The number of people affected by long-term health conditions is rising rapidly, forecast to increase in the UK to 2.9 million. Moreover, by 2024 there will be 1.2 million people 65 or overwith age-related health risks. Many people affected by health conditions are working with implications for their work ability and employers. People with conditions provide much of their care themselves and self-management is related to positive health outcomes. This cross-sectional survey study identified prevalent health characteristics in a working population, self-management behaviours and patient activation levels. Patient activation is concerned with the knowledge, skills and confidence people possess to self-manage. It was hypothesised that those with conditions and high activation will experience more self-efficacy. Self-efficacy has consistently been shown to have a critical effect on self-management. Seven hundred and one employees completed an online survey. Forty-three per cent of participants (n=301) reported being affected by a health condition of which the majority were female (n=232). Mental health (n=108), musculoskeletal (n=83) were most prevalent, 111 participants were affected by ‘other’ conditions. Particularly, the survey utilised the 13-item Patient Activation Measure to (PAM®) people’s engagement with self-management. Preliminary analyses looked at relationships between variables using correlation coefficients. A positive relationship was found between PAM and self-efficacy. A simple linear regression was performed with self-efficacy as the dependent variable, controlling for age, gender and education. A significant relationship was found between PAM and self-efficacy (p<.000). These preliminary results reinforce the relationship between patient activation and self-efficacy. The PAM is used by clinicians to direct people to support, which could be a useful tool for employers informing workplace interventions. Further analyses of study variables will be undertaken and presented.

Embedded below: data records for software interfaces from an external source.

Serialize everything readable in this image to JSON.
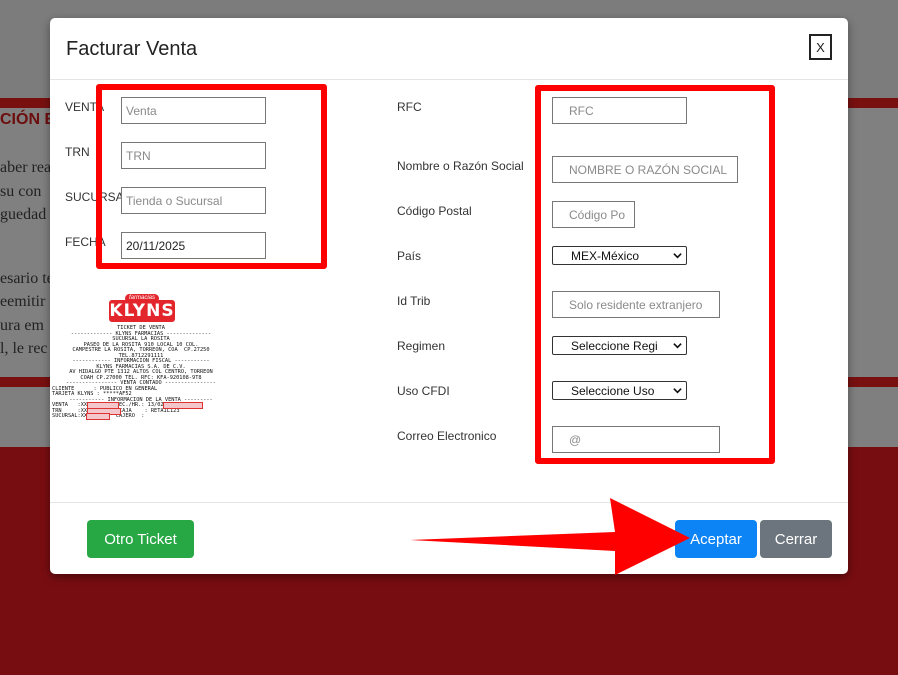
{
  "background": {
    "heading": "CIÓN E",
    "lines": [
      "aber rea",
      "su con",
      "guedad",
      "esario te",
      "eemitir",
      "ura em",
      "l, le rec"
    ]
  },
  "modal": {
    "title": "Facturar Venta",
    "close_label": "X",
    "left_fields": [
      {
        "label": "VENTA",
        "placeholder": "Venta",
        "value": ""
      },
      {
        "label": "TRN",
        "placeholder": "TRN",
        "value": ""
      },
      {
        "label": "SUCURSAL",
        "placeholder": "Tienda o Sucursal",
        "value": ""
      },
      {
        "label": "FECHA",
        "placeholder": "",
        "value": "20/11/2025"
      }
    ],
    "right_fields": {
      "rfc": {
        "label": "RFC",
        "placeholder": "RFC"
      },
      "nombre": {
        "label": "Nombre o Razón Social",
        "placeholder": "NOMBRE O RAZÓN SOCIAL"
      },
      "cp": {
        "label": "Código Postal",
        "placeholder": "Código Po"
      },
      "pais": {
        "label": "País",
        "selected": "MEX-México"
      },
      "idtrib": {
        "label": "Id Trib",
        "placeholder": "Solo residente extranjero"
      },
      "regimen": {
        "label": "Regimen",
        "selected": "Seleccione Regi"
      },
      "usocfdi": {
        "label": "Uso CFDI",
        "selected": "Seleccione Uso"
      },
      "correo": {
        "label": "Correo Electronico",
        "placeholder": "@"
      }
    },
    "buttons": {
      "otro_ticket": "Otro Ticket",
      "aceptar": "Aceptar",
      "cerrar": "Cerrar"
    }
  },
  "ticket": {
    "logo_small": "farmacias",
    "logo_main": "KLYNS",
    "lines": [
      "TICKET DE VENTA",
      "------------- KLYNS FARMACIAS --------------",
      "SUCURSAL LA ROSITA",
      "PASEO DE LA ROSITA 910 LOCAL 10 COL.",
      "CAMPESTRE LA ROSITA, TORREON, COA  CP.27250",
      "TEL.8712291111",
      "------------ INFORMACION FISCAL -----------",
      "KLYNS FARMACIAS S.A. DE C.V.",
      "AV HIDALGO PTE 1312 ALTOS COL CENTRO, TORREON",
      "COAH CP.27000 TEL. RFC: KFA-920108-9T8",
      "---------------- VENTA CONTADO ----------------",
      "CLIENTE      : PUBLICO EN GENERAL",
      "TARJETA KLYNS : *****AF52",
      "----------- INFORMACION DE LA VENTA ---------",
      "VENTA   :XXXXXXX    FEC./HR.: 13/02/2023 11:41",
      "TRN     :XXXXXXXXX   CAJA    : RETAIL123",
      "SUCURSAL:XXXXX      CAJERO  :"
    ]
  },
  "colors": {
    "highlight_red": "#ff0000",
    "primary": "#0d84f5",
    "success": "#28a745",
    "secondary": "#6c757d",
    "page_red": "#780d11"
  }
}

Changes In Fear-Avoidance Beliefs And Work Participation After Occupational Rehabilitation: A Randomized Clinical Trial
1Norwegian University of Science and Technology ,NTNU, Norway; 2Unicare Helsefort Rehabilitation Centre; 3St. Olavs Hospital, Trondheim University Hospital
Introduction: To assess whether inpatient occupational rehabilitation reduce fear-avoidance beliefs about work and physical activity (FABQ) more than outpatient cognitive behavioral therapy, and whether changes in fear-avoidance beliefs are associated with future work participation.
Methods: Two randomized trials including workers sick listed 2-12 months with musculoskeletal-, common mental health- and unspecific disorders. Participants were randomized between an inpatient multicomponent program lasting 4+4 days or a group based cognitive behavioral therapy program (6 sessions during 6 weeks) (trial 1), or between an inpatient program lasting 3.5 weeks or the same outpatient program (trial 2). The between-group change in FABQ during 12 months of follow-up were assessed using linear mixed models for the two trials separately. Associations were evaluated using linear regression.
Results: In total, 334 participants were included in the two trials (trial 1:168, trial2: 166). There were no significant differences in FABQ scores between the programs during 12 months of follow-up. Participants with consistently low scores on the work subscale had most work participation days; those with consistently high scores had 57 fewer days (95% CI -77 to -37). Participants who reduced their scores had 23 workdays less (95% CI -52 to 5) than those with consistently low scores, while those increasing their scores had 54 fewer workdays (95% CI -89 to -18). FABQ work scores at baseline was associated with number of work participation days during 9 months of follow-up for both musculoskeletal and psychological diagnoses.
Discussion: This study provided no support that inpatient occupational rehabilitation reduces FABQ scores more than outpatient cognitive behavioral therapy. The changes in FABQ were associated with future work outcomes, suggesting it can be a useful tool in the clinic. Although FABQ was developed for patients with low back pain, our results suggest that it also can be useful for participants with psychological disorders.